RAC Fuel Watch data shows the price of oil fell by $10 a barrel to $73.18 on Friday on top of already lower wholesale prices meaning petrol is now around 12p a litre too expensive while diesel is 10p too high.
Unleaded is currently at an average of 147.64p a litre and diesel is 150.85p.
However, had the biggest retailers been reflecting the downward movement in the wholesale market, they should really be 135p and 141p respectively.
Instead, the RAC says retailers have been living up to the worst ‘rocket and feather’ behaviour by resisting reducing their pump prices in stark contrast to what they do when wholesale prices go up – which is to pass on increases daily.
RAC fuel spokesman Simon Williams said: “Ten days ago we highlighted that petrol was 6p too expensive due to a fall in the wholesale price.
“Sadly, the biggest retailers, who lead the market, have stood strong and taken advantage of their customers by collecting bigger profits on every litre they sell than they traditionally do.
“On Friday news of the Omicron Covid variant caused $10 to be shaved off the oil price leading to a further drop in the wholesale price of fuel.
“We estimate that retailers are now making around 19p a litre which is shocking when you consider their average margin pre-Covid was 6p.
“The profit on diesel is around 15p a litre with a similar long-term average margin to petrol.

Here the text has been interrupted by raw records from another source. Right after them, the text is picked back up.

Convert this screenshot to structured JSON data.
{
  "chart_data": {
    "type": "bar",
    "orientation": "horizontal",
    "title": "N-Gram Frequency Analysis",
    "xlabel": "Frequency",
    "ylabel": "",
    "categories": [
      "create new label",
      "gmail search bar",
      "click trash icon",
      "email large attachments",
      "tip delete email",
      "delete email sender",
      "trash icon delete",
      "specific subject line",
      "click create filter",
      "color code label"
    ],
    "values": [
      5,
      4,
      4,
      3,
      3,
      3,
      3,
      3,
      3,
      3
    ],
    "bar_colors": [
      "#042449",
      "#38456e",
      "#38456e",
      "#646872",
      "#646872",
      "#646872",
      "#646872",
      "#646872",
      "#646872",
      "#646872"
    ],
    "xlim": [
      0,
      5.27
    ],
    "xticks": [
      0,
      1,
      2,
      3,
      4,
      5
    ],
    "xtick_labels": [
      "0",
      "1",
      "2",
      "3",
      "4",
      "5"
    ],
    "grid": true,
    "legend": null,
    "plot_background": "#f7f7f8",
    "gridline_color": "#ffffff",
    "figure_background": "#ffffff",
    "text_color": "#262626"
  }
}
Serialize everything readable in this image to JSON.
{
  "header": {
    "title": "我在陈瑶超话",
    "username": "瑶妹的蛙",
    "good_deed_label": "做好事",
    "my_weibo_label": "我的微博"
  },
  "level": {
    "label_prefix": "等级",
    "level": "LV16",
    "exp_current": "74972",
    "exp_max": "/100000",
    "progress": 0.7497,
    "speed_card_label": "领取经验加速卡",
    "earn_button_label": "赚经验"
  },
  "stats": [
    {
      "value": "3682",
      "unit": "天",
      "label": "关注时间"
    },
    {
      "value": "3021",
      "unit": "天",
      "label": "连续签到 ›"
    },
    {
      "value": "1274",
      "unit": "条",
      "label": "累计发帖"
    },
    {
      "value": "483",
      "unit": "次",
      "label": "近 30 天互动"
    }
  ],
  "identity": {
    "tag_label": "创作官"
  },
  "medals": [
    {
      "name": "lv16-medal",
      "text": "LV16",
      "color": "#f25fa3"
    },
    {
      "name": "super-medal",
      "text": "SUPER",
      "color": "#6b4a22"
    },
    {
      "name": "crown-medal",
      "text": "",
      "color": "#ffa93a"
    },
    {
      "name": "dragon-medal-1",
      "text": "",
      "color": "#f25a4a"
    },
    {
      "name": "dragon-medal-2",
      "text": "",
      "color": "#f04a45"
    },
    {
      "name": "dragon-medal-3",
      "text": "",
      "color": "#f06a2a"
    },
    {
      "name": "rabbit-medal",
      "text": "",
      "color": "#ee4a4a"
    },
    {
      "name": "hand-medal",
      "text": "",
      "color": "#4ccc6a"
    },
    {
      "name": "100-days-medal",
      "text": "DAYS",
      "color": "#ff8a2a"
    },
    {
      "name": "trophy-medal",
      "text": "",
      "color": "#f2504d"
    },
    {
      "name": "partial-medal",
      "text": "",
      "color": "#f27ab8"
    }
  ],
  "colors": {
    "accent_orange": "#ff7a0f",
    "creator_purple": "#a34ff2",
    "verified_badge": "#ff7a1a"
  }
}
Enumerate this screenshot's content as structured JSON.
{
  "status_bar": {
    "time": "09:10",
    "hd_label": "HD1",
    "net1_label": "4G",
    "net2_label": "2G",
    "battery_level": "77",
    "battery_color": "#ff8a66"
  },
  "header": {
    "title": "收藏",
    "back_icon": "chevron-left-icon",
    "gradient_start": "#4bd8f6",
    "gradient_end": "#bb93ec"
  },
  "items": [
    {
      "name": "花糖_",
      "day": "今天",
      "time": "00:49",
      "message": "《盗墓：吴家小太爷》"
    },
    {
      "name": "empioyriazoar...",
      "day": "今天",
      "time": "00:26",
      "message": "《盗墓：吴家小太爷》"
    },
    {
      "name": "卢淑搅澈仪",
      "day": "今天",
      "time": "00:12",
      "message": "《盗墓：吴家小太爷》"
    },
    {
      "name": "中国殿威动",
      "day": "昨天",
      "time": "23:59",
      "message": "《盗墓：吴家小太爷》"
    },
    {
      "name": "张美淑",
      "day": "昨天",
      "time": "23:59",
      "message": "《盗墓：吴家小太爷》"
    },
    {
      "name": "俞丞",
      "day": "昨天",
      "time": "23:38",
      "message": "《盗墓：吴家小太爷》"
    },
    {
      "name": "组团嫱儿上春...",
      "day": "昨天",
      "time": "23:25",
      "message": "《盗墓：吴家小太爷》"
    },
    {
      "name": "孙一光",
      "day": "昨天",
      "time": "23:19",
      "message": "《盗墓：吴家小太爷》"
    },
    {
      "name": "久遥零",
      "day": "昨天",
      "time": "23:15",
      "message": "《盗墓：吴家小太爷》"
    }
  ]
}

“Based on the fact the biggest retailers buy new supply every week we believe unleaded is 12p too expensive and diesel about 10p too dear.
“If a substantial cut doesn’t materialise, we feel this is worthy of government scrutiny as there’s no public body monitoring fuel prices to see if they’re fair.
“With fuel prices at record highs drivers are in dire need of some respite at the pumps and now it’s impossible to blame the prices on rising oil costs.
“It seems as though retailers think they can get away with charging more for fuel because of the public’s general acceptance of rising energy prices.”